> Required work
Pull each line holding "value" out of the entries below.

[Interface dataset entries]
______________________________

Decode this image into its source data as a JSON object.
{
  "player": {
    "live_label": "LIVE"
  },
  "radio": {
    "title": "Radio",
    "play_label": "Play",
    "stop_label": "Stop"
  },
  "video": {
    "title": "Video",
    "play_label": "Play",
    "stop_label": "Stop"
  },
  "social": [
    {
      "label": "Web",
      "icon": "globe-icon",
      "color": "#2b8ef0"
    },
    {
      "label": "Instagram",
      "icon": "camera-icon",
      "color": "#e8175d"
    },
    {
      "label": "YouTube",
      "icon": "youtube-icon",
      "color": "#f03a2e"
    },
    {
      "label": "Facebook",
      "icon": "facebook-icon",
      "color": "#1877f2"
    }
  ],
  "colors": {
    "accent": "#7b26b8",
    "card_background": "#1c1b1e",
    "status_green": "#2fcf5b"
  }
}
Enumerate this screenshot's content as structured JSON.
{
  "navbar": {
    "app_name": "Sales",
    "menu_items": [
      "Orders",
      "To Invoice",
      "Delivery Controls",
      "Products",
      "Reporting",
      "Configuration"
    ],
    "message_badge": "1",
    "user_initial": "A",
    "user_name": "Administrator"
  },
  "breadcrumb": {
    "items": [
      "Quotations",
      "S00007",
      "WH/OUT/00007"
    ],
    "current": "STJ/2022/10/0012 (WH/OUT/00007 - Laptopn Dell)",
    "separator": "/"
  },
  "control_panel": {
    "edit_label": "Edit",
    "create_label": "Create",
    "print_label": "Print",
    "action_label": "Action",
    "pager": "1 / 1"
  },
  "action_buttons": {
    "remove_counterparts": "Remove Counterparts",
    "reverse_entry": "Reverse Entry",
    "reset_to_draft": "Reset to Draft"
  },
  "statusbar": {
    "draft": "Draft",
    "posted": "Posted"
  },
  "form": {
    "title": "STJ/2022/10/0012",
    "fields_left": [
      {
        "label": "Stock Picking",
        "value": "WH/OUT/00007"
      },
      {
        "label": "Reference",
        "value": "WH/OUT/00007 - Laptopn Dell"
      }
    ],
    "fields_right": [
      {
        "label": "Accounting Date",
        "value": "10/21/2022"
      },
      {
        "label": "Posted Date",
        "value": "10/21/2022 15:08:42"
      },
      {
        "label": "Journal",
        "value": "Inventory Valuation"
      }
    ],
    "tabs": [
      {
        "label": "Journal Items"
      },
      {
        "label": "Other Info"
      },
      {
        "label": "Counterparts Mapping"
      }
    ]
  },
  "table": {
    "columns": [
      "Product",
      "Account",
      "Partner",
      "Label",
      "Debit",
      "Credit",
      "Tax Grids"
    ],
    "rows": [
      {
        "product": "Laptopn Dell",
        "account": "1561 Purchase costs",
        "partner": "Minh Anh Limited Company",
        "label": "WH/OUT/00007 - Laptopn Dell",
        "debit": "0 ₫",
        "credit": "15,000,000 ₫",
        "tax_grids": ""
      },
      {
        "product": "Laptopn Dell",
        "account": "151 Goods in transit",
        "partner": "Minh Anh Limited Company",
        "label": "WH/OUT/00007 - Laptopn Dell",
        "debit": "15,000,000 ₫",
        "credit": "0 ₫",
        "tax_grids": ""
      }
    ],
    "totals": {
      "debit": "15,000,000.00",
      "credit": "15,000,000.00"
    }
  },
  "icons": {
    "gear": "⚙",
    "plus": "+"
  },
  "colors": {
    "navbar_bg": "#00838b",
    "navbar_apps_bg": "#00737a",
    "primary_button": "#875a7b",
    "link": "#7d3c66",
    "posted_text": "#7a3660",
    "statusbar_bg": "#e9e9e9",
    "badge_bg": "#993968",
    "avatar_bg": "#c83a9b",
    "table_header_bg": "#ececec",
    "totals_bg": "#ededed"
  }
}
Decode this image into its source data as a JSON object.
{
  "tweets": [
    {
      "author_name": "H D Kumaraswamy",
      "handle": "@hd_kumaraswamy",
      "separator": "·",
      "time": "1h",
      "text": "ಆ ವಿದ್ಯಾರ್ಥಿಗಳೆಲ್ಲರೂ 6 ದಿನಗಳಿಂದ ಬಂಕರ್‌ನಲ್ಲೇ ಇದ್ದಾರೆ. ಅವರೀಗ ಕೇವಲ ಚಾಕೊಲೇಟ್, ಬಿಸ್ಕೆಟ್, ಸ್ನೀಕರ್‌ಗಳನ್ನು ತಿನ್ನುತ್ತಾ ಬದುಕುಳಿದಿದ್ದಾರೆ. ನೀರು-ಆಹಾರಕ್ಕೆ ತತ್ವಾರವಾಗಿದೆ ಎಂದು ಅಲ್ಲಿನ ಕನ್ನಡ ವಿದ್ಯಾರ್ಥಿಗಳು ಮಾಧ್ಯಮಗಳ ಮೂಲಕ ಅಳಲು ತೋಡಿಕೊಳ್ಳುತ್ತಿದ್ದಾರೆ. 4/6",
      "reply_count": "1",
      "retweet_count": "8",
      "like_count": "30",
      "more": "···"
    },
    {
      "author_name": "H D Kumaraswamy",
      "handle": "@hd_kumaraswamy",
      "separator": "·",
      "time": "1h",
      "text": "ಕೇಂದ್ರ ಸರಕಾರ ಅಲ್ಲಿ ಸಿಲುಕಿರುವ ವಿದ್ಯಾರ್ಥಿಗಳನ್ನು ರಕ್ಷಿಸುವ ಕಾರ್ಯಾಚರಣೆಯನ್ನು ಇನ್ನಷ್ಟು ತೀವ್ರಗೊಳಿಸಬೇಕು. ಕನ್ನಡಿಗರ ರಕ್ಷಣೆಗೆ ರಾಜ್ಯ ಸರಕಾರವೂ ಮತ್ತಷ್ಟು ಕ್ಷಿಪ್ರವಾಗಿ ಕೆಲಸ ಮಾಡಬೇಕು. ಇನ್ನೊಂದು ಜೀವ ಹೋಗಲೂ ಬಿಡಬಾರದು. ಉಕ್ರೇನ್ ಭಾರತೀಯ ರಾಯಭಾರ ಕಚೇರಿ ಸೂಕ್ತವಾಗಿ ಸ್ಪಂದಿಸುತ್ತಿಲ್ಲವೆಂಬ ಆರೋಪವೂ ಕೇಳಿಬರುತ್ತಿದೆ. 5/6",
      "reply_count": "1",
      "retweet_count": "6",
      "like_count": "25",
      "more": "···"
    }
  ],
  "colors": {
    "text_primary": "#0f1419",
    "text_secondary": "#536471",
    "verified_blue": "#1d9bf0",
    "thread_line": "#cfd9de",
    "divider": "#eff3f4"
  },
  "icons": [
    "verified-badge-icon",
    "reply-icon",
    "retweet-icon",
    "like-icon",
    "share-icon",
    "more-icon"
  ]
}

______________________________

> Answer to this task
        "value": "WH/OUT/00007"
        "value": "WH/OUT/00007 - Laptopn Dell"
        "value": "10/21/2022"
        "value": "10/21/2022 15:08:42"
        "value": "Inventory Valuation"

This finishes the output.